EXERCISE DESCRIPTION: Below are some records; copy them word for word and drop the pictures.

EXERCISE INPUT:
((

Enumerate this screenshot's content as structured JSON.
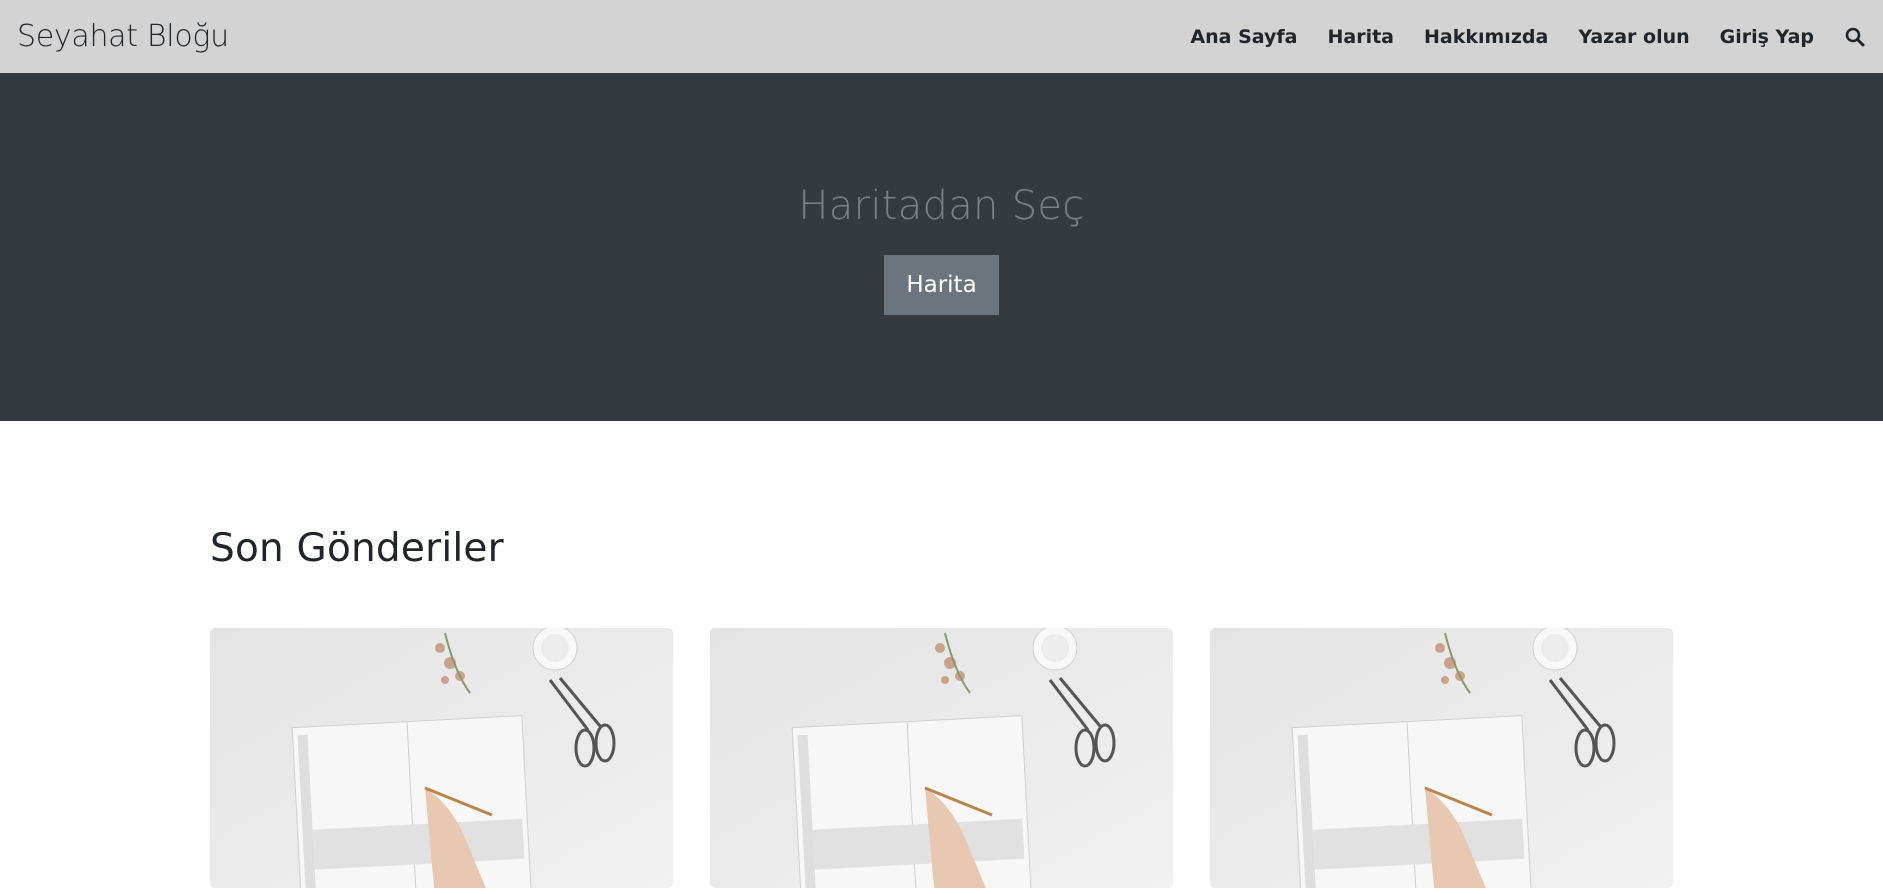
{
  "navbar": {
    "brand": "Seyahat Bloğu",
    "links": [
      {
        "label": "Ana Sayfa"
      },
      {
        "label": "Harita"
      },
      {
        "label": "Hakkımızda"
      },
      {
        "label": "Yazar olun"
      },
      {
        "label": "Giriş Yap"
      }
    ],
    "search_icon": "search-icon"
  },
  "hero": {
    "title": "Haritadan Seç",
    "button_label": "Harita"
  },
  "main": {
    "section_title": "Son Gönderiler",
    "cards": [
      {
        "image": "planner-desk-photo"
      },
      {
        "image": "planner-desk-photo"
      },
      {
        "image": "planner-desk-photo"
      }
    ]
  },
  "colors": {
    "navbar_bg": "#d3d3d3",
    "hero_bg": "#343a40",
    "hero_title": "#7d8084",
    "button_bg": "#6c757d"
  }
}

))

WRITTEN RESPONSE:
Enumerate this screenshot's content as structured JSON.
{
  "navbar": {
    "brand": "Seyahat Bloğu",
    "links": [
      {
        "label": "Ana Sayfa"
      },
      {
        "label": "Harita"
      },
      {
        "label": "Hakkımızda"
      },
      {
        "label": "Yazar olun"
      },
      {
        "label": "Giriş Yap"
      }
    ],
    "search_icon": "search-icon"
  },
  "hero": {
    "title": "Haritadan Seç",
    "button_label": "Harita"
  },
  "main": {
    "section_title": "Son Gönderiler",
    "cards": [
      {
        "image": "planner-desk-photo"
      },
      {
        "image": "planner-desk-photo"
      },
      {
        "image": "planner-desk-photo"
      }
    ]
  },
  "colors": {
    "navbar_bg": "#d3d3d3",
    "hero_bg": "#343a40",
    "hero_title": "#7d8084",
    "button_bg": "#6c757d"
  }
}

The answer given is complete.